I don't know about you? But when I read "Running With Scissors", I couldn't help but wonder what family situation lead up to poor Augusten getting abandoned at his crazy mother's crazy psychiatrist's house to be reared. What, I had to ask myself, in the world, had the poor boy been used to up to that point? Was it all Ozzie and Harriet?
"A Wolf at the Table" is the book that answers that question. Answers it thoroughly. Answers it emphatically. Answers it without pity. Answers it without blinking. (And I really, really wished he would have blinked a couple of times).
Poor Augusten Burroughs, ya'll. Unless you were actually sired by a rabid dog? You undoubtedly enjoyed a better childhood than Augusten. I am sorry to inform you that the years preceding his parental abandonment (chronicled in RWS) were absolutely no better than the ones that followed. And I don't give away any plot points by telling you this. "A Wolf at the Table" is not about plot. It's about survival and cruelty. Period.
The marriage of Augusten Burrough's mother and father was, to put it mildly, troubled. John Burroughs, Augusten's father, was a philosophy professor at Amherst cursed with unusually rotten teeth, a twisted mind, and the world's worse case of psoriasis. Oh, and did I mention the arthritis? He possessed, according to Augusten, the psychological make-up of a serial killer and may or may not have acted on those impulses. Augusten was a child either terrorized or completely ignored by his, at best distant, and at worst, mentally and physically abusive father. He grew up a neglected little boy in a small moldering house in the woods scrounging for everything from food to love to veterinary care for the family pets (he seldom succeeded on any of these counts). Eventually, Augusten would come perilously close to murdering the man he, ironically, called "Dead" (according to Augusten this pronounciation was the result of his New England accent mixing with the word "Dad". Creepy.)
With "A Wolf at the Table" Burroughs officially finishes chronicling his entire (exhausting) childhood; with "Dry" his struggle with alcoholism (Burrough's father was also alcoholic...surprise!). If you are wondering why anyone would bother to immerse themselves in such grim works, you need only to read the first couple of pages of any of these books to be sucked in to Augusten's spare, muscular writing style not to mention addicted to sticking around to see what fresh hell awaits the man. There's plenty to go around.
In "A Wolf at the Table" Augusten recalls the effects of his childhood after he has broken away, trading on his talents to get a job in advertising:
I was an associate creative director at an ad agency in Manhattan. At the office, I was funny and people seemed to like me. I'd worked with the same art director for many years and we traveled together from agency to agency as a creative team, so she assumed she knew me well. A few times a day I would go into the men's room, close myself inside a stall, sit on the toilet, and block my ears with my hands. I would stay that way for a few minutes, trying to calm myself. I had the feeling that my home life, my real life, my dirty life, was leaking out, showing through. I had the feeling that people at the office could see something rotten and disturbing and insane poking through me.

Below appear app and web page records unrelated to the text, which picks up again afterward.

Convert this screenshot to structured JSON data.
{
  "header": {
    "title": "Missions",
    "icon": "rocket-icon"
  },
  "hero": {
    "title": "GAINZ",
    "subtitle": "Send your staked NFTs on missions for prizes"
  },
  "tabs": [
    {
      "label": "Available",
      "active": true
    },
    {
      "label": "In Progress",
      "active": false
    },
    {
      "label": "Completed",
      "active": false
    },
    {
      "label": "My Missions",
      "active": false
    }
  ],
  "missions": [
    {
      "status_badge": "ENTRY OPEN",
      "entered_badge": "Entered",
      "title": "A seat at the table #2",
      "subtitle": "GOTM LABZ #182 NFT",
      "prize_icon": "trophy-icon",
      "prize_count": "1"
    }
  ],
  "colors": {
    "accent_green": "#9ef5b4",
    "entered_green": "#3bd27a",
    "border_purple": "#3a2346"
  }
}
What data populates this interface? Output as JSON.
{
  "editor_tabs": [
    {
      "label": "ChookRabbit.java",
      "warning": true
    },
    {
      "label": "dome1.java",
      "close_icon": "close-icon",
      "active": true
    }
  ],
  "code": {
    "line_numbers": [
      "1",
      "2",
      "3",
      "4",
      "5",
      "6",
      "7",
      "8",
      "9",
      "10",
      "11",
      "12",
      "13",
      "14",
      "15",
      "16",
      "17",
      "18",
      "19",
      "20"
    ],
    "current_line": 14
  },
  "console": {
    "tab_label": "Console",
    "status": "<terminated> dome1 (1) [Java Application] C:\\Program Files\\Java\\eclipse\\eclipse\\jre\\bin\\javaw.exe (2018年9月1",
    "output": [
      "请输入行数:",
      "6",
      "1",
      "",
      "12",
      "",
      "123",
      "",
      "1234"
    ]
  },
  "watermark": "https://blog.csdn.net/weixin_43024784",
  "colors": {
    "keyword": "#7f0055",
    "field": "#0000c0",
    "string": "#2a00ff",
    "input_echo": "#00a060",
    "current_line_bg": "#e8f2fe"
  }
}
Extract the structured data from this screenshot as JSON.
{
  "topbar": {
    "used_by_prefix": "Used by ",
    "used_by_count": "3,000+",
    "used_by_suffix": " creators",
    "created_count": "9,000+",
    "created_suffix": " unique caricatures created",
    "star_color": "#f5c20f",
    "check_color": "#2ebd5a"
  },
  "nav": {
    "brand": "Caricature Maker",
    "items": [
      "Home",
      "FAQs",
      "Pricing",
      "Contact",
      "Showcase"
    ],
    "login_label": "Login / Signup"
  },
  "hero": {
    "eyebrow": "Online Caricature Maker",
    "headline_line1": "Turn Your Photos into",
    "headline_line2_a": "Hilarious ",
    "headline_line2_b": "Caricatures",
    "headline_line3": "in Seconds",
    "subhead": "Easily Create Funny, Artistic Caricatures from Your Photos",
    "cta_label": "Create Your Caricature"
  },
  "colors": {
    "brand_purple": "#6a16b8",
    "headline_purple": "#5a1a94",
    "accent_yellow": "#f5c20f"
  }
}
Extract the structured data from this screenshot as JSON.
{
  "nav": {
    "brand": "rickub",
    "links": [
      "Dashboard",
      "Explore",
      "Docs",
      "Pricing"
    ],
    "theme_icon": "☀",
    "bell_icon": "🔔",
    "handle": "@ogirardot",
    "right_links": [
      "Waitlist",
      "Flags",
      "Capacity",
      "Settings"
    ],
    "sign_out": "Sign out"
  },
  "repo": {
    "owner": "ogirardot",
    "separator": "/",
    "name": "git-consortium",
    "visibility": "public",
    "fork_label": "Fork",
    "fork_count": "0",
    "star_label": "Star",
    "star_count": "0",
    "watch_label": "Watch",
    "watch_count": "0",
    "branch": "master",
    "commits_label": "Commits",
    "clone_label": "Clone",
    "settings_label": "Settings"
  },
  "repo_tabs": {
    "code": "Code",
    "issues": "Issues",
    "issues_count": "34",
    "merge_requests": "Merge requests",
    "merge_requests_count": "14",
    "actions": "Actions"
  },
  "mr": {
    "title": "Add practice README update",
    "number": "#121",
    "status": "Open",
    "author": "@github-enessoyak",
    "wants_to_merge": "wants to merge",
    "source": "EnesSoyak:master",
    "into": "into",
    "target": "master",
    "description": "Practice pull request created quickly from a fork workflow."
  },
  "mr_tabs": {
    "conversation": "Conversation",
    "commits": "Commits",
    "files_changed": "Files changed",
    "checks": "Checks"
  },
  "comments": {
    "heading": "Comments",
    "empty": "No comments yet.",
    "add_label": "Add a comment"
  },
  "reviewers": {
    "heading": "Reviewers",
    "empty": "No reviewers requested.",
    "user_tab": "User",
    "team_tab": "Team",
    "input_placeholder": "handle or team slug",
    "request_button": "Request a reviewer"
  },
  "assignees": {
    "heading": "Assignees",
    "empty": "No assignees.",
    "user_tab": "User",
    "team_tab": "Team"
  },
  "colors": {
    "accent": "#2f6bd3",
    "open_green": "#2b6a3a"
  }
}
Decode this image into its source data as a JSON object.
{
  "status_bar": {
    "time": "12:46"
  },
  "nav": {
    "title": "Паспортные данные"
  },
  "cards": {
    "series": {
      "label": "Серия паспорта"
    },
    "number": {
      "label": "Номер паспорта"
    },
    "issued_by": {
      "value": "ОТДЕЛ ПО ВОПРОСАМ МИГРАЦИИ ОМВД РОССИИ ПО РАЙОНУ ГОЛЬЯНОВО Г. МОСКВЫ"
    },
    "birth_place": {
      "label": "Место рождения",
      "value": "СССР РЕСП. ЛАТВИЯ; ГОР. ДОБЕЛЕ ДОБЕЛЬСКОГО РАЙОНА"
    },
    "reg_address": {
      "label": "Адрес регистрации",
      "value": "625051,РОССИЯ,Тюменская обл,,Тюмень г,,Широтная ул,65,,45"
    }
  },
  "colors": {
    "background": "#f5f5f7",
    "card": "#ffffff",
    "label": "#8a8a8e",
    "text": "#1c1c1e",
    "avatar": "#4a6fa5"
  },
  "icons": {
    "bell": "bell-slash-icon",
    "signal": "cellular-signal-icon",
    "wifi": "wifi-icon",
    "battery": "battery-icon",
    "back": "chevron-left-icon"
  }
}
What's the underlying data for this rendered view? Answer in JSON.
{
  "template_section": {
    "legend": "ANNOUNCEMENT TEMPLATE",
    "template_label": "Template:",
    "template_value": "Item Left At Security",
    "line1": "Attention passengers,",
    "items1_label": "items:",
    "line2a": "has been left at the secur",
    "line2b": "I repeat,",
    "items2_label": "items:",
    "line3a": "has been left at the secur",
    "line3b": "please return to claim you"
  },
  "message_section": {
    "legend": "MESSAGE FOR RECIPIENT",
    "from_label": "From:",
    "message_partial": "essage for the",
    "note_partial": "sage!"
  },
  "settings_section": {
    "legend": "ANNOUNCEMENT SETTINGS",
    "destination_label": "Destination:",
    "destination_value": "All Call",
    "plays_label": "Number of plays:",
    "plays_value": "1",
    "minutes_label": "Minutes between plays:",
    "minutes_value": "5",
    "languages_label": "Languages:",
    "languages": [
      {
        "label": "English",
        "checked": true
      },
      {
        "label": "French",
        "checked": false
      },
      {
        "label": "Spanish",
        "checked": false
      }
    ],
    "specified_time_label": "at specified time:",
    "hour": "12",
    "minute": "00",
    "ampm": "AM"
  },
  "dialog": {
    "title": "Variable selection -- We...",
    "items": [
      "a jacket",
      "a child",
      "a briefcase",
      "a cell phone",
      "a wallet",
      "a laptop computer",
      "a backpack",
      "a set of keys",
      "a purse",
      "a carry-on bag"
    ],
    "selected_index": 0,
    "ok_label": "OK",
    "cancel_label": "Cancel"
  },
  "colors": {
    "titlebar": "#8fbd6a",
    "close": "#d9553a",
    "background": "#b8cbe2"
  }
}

It's no wonder. What is a wonder is that Augusten survived it at all. With (seemingly at least) so many of his gifts intact.